HISTORIC NAPEAGUE CHIMNEY MAY BE TAKEN DOWN By Dan Rattiner It’s just a chimney. There’s nothing particularly special about it. It’s made of bricks, stands about 40-feet high right at the beach, on a strip of sand facing out to the bay between Amagansett and Montauk at a place they used to call Promised Land. The chimney is no longer attached to anything. It was at one time, of course, because there had to be something, probably a factory, that created smoke that the owners wanted emitted into the atmosphere high enough up so the workers and managers would not be coughing and spitting over it. The question is, today, should this chimney be saved? There is a woman who owns this property now and she wants to build a house on this four-acre parcel facing the water — there is no home there now — and she wants to take the

chimney down because it would block her view. The Town is considering it. There is some argument that the chimney should be saved because from time to time, sailboats and motorboats reckon by it. There is nothing anywhere near to it this high. They reckon to radio towers, to lighthouses, to whatever they can find. One chimney, more or less, is probably not a substantial enough reason for this chimney not to be taken down. But then there is the history. It is quite remarkable, and it raises the question about whether something perfectly ordinary should be saved because of the history that swirled around it, which defined it, and which, during its time, resulted in this place being called Promised Land. It surely is worth considering. Prior to 1880, there was nothing at all in the land between Amagansett, which the Indians

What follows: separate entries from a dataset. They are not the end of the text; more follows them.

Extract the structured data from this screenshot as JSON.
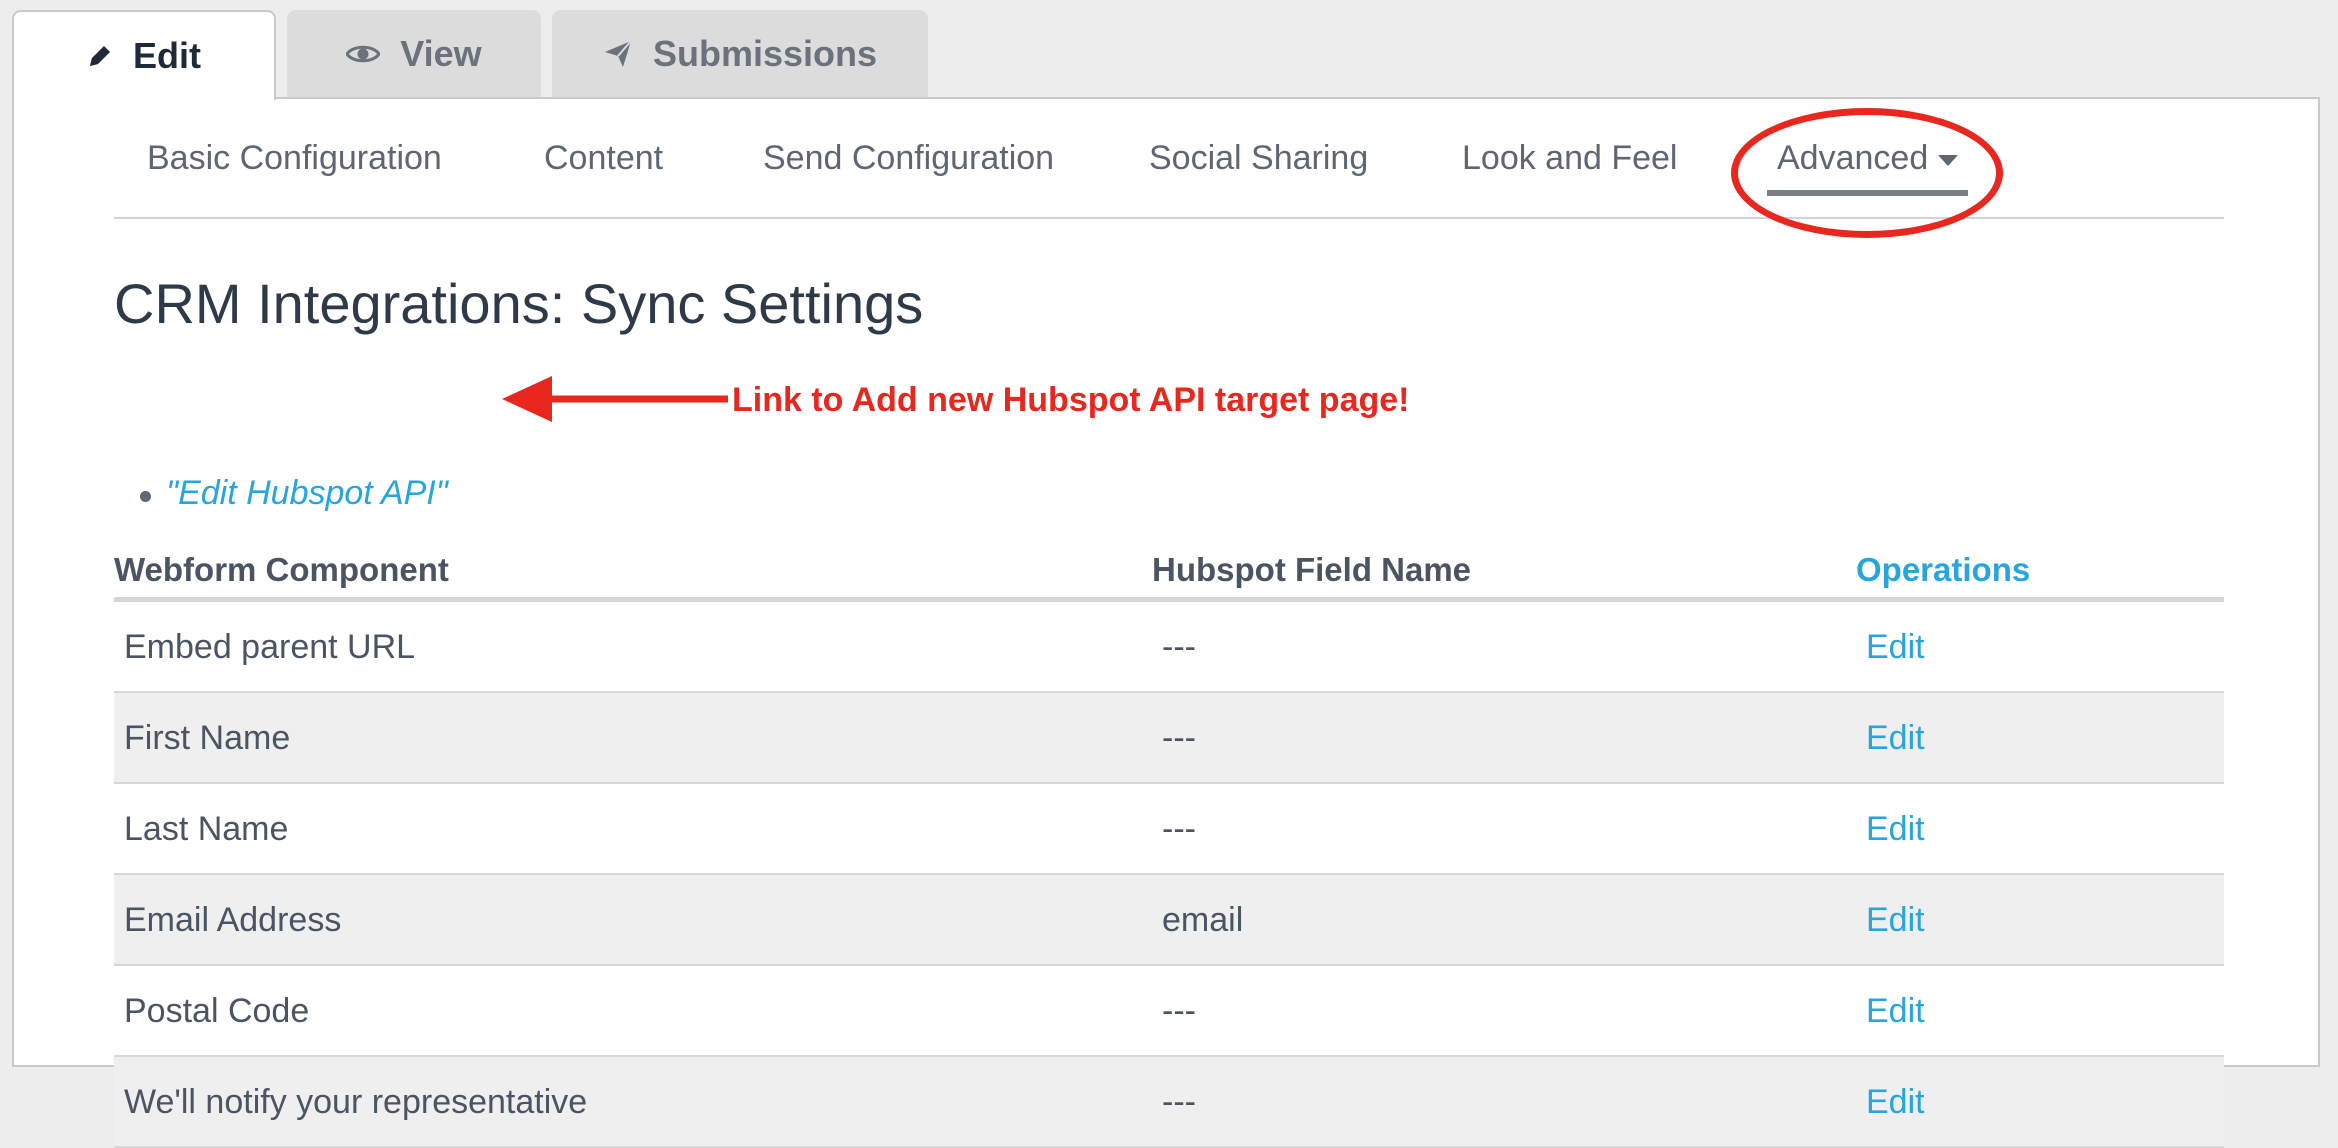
{
  "tabs": [
    {
      "label": "Edit",
      "icon": "pencil-icon",
      "active": true
    },
    {
      "label": "View",
      "icon": "eye-icon",
      "active": false
    },
    {
      "label": "Submissions",
      "icon": "paper-plane-icon",
      "active": false
    }
  ],
  "subnav": {
    "items": [
      "Basic Configuration",
      "Content",
      "Send Configuration",
      "Social Sharing",
      "Look and Feel",
      "Advanced"
    ]
  },
  "page": {
    "title": "CRM Integrations: Sync Settings",
    "link_label": "\"Edit Hubspot API\""
  },
  "annotation": {
    "text": "Link to Add new Hubspot API target page!",
    "color": "#e8281e"
  },
  "table": {
    "headers": [
      "Webform Component",
      "Hubspot Field Name",
      "Operations"
    ],
    "rows": [
      {
        "component": "Embed parent URL",
        "field": "---",
        "op": "Edit"
      },
      {
        "component": "First Name",
        "field": "---",
        "op": "Edit"
      },
      {
        "component": "Last Name",
        "field": "---",
        "op": "Edit"
      },
      {
        "component": "Email Address",
        "field": "email",
        "op": "Edit"
      },
      {
        "component": "Postal Code",
        "field": "---",
        "op": "Edit"
      },
      {
        "component": "We'll notify your representative",
        "field": "---",
        "op": "Edit"
      }
    ]
  },
  "colors": {
    "link": "#27a5dc",
    "text": "#4a5462",
    "annotation": "#e8281e"
  }
}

called Napeague and Montauk. It was all dunes, beach grass, sea shells and beaches, from the ocean on the south to the arc of Gardiner’s Bay on the north. In 1881, the railroad came through. And that sparked a couple of industrialists who owned factories near New York City to consider building one on the banks of the bay. At the time, glue was often made from fish. You’d put tiny fish known as bunker in a giant pot with some water, heat it up, stir it up, and make it into what it turns out is a very good glue. You could let it cool, bottle it, label it and sell it. It was a terribly awful, smelly business making this glue. Glue factories stank. In the populous areas near New York City, the stench often brought complaints from local residents. It would be better to build a glue factory in a remote area. (continued on page 34)

Dan's Papers June 12, 2009  

Dan's Papers, the 51-year-old bible of the Hamptons, is owned by Manhattan Media, a multi-media publishing company based in New York City,...